Supplied data:
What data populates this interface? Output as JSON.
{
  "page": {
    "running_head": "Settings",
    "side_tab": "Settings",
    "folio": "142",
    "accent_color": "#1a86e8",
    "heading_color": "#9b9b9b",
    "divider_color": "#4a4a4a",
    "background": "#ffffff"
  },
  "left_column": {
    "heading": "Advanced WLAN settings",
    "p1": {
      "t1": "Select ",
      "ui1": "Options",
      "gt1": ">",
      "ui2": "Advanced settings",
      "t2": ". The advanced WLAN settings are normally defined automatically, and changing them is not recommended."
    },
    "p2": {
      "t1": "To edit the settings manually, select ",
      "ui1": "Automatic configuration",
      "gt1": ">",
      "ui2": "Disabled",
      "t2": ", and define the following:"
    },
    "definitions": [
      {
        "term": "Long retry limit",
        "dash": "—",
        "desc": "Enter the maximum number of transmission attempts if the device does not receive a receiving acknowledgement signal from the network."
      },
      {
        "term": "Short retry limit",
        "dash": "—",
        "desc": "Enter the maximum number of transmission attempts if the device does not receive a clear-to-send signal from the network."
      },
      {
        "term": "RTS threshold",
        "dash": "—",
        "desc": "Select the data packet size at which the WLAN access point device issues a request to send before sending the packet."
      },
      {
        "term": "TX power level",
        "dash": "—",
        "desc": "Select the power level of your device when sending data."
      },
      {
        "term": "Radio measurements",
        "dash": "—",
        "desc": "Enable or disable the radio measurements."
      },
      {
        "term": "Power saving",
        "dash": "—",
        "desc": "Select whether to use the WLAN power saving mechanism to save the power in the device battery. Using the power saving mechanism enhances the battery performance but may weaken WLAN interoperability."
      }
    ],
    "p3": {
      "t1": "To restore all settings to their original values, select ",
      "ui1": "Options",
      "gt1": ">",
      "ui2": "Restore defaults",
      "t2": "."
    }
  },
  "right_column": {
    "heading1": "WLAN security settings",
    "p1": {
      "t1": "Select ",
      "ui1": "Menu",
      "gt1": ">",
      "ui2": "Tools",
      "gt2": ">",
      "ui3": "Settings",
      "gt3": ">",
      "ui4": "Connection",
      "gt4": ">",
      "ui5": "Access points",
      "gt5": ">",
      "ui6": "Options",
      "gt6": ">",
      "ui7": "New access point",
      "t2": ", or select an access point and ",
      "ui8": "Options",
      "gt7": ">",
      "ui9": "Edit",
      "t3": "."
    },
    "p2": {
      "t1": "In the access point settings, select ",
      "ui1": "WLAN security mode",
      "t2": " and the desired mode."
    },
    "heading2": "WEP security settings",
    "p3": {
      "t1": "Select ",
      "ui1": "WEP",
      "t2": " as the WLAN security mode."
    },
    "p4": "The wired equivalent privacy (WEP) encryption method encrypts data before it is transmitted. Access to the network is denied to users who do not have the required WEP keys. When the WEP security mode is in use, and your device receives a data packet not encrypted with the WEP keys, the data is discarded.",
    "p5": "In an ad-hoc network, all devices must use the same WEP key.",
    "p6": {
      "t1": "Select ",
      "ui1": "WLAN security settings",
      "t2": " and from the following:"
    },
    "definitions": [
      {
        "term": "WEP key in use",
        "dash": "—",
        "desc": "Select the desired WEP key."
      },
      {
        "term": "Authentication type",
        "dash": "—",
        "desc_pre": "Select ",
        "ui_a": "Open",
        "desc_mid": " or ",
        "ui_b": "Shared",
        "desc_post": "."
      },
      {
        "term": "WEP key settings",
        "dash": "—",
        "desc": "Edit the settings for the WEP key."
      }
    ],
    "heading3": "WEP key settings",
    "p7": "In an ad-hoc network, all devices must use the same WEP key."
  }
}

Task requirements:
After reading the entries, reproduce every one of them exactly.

The completed task:
What data populates this interface? Output as JSON.
{
  "page": {
    "running_head": "Settings",
    "side_tab": "Settings",
    "folio": "142",
    "accent_color": "#1a86e8",
    "heading_color": "#9b9b9b",
    "divider_color": "#4a4a4a",
    "background": "#ffffff"
  },
  "left_column": {
    "heading": "Advanced WLAN settings",
    "p1": {
      "t1": "Select ",
      "ui1": "Options",
      "gt1": ">",
      "ui2": "Advanced settings",
      "t2": ". The advanced WLAN settings are normally defined automatically, and changing them is not recommended."
    },
    "p2": {
      "t1": "To edit the settings manually, select ",
      "ui1": "Automatic configuration",
      "gt1": ">",
      "ui2": "Disabled",
      "t2": ", and define the following:"
    },
    "definitions": [
      {
        "term": "Long retry limit",
        "dash": "—",
        "desc": "Enter the maximum number of transmission attempts if the device does not receive a receiving acknowledgement signal from the network."
      },
      {
        "term": "Short retry limit",
        "dash": "—",
        "desc": "Enter the maximum number of transmission attempts if the device does not receive a clear-to-send signal from the network."
      },
      {
        "term": "RTS threshold",
        "dash": "—",
        "desc": "Select the data packet size at which the WLAN access point device issues a request to send before sending the packet."
      },
      {
        "term": "TX power level",
        "dash": "—",
        "desc": "Select the power level of your device when sending data."
      },
      {
        "term": "Radio measurements",
        "dash": "—",
        "desc": "Enable or disable the radio measurements."
      },
      {
        "term": "Power saving",
        "dash": "—",
        "desc": "Select whether to use the WLAN power saving mechanism to save the power in the device battery. Using the power saving mechanism enhances the battery performance but may weaken WLAN interoperability."
      }
    ],
    "p3": {
      "t1": "To restore all settings to their original values, select ",
      "ui1": "Options",
      "gt1": ">",
      "ui2": "Restore defaults",
      "t2": "."
    }
  },
  "right_column": {
    "heading1": "WLAN security settings",
    "p1": {
      "t1": "Select ",
      "ui1": "Menu",
      "gt1": ">",
      "ui2": "Tools",
      "gt2": ">",
      "ui3": "Settings",
      "gt3": ">",
      "ui4": "Connection",
      "gt4": ">",
      "ui5": "Access points",
      "gt5": ">",
      "ui6": "Options",
      "gt6": ">",
      "ui7": "New access point",
      "t2": ", or select an access point and ",
      "ui8": "Options",
      "gt7": ">",
      "ui9": "Edit",
      "t3": "."
    },
    "p2": {
      "t1": "In the access point settings, select ",
      "ui1": "WLAN security mode",
      "t2": " and the desired mode."
    },
    "heading2": "WEP security settings",
    "p3": {
      "t1": "Select ",
      "ui1": "WEP",
      "t2": " as the WLAN security mode."
    },
    "p4": "The wired equivalent privacy (WEP) encryption method encrypts data before it is transmitted. Access to the network is denied to users who do not have the required WEP keys. When the WEP security mode is in use, and your device receives a data packet not encrypted with the WEP keys, the data is discarded.",
    "p5": "In an ad-hoc network, all devices must use the same WEP key.",
    "p6": {
      "t1": "Select ",
      "ui1": "WLAN security settings",
      "t2": " and from the following:"
    },
    "definitions": [
      {
        "term": "WEP key in use",
        "dash": "—",
        "desc": "Select the desired WEP key."
      },
      {
        "term": "Authentication type",
        "dash": "—",
        "desc_pre": "Select ",
        "ui_a": "Open",
        "desc_mid": " or ",
        "ui_b": "Shared",
        "desc_post": "."
      },
      {
        "term": "WEP key settings",
        "dash": "—",
        "desc": "Edit the settings for the WEP key."
      }
    ],
    "heading3": "WEP key settings",
    "p7": "In an ad-hoc network, all devices must use the same WEP key."
  }
}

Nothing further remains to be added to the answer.